Exercise prompt: Return each line of the listing exactly, though without its images.

Records to process:
+===+
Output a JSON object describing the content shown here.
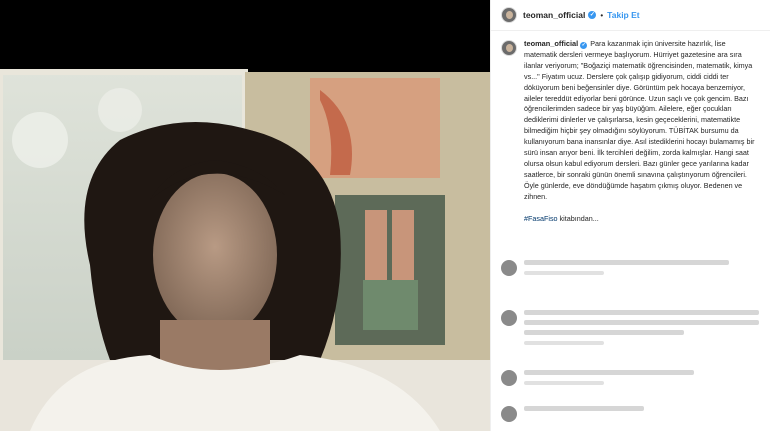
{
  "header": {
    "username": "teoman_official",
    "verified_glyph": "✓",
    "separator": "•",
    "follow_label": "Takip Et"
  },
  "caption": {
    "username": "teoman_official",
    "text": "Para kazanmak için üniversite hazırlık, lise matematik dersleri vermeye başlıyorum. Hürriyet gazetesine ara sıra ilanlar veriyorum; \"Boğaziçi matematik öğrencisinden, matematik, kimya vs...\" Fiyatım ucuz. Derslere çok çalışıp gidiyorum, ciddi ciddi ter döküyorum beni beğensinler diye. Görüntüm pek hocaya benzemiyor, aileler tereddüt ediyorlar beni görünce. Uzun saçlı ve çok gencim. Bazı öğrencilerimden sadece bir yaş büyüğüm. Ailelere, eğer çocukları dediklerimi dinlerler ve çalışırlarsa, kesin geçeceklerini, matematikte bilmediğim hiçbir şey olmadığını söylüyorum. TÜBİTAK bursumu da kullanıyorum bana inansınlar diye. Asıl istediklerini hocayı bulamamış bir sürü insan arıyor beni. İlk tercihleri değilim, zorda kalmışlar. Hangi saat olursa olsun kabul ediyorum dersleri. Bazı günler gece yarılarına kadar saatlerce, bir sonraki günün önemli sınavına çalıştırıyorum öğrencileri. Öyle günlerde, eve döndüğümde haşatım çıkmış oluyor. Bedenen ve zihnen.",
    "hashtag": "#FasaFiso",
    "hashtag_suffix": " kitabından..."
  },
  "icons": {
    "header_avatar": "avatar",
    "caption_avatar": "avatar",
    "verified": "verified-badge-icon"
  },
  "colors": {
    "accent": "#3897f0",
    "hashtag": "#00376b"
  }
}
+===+
Task answer:
Output a JSON object describing the content shown here.
{
  "header": {
    "username": "teoman_official",
    "verified_glyph": "✓",
    "separator": "•",
    "follow_label": "Takip Et"
  },
  "caption": {
    "username": "teoman_official",
    "text": "Para kazanmak için üniversite hazırlık, lise matematik dersleri vermeye başlıyorum. Hürriyet gazetesine ara sıra ilanlar veriyorum; \"Boğaziçi matematik öğrencisinden, matematik, kimya vs...\" Fiyatım ucuz. Derslere çok çalışıp gidiyorum, ciddi ciddi ter döküyorum beni beğensinler diye. Görüntüm pek hocaya benzemiyor, aileler tereddüt ediyorlar beni görünce. Uzun saçlı ve çok gencim. Bazı öğrencilerimden sadece bir yaş büyüğüm. Ailelere, eğer çocukları dediklerimi dinlerler ve çalışırlarsa, kesin geçeceklerini, matematikte bilmediğim hiçbir şey olmadığını söylüyorum. TÜBİTAK bursumu da kullanıyorum bana inansınlar diye. Asıl istediklerini hocayı bulamamış bir sürü insan arıyor beni. İlk tercihleri değilim, zorda kalmışlar. Hangi saat olursa olsun kabul ediyorum dersleri. Bazı günler gece yarılarına kadar saatlerce, bir sonraki günün önemli sınavına çalıştırıyorum öğrencileri. Öyle günlerde, eve döndüğümde haşatım çıkmış oluyor. Bedenen ve zihnen.",
    "hashtag": "#FasaFiso",
    "hashtag_suffix": " kitabından..."
  },
  "icons": {
    "header_avatar": "avatar",
    "caption_avatar": "avatar",
    "verified": "verified-badge-icon"
  },
  "colors": {
    "accent": "#3897f0",
    "hashtag": "#00376b"
  }
}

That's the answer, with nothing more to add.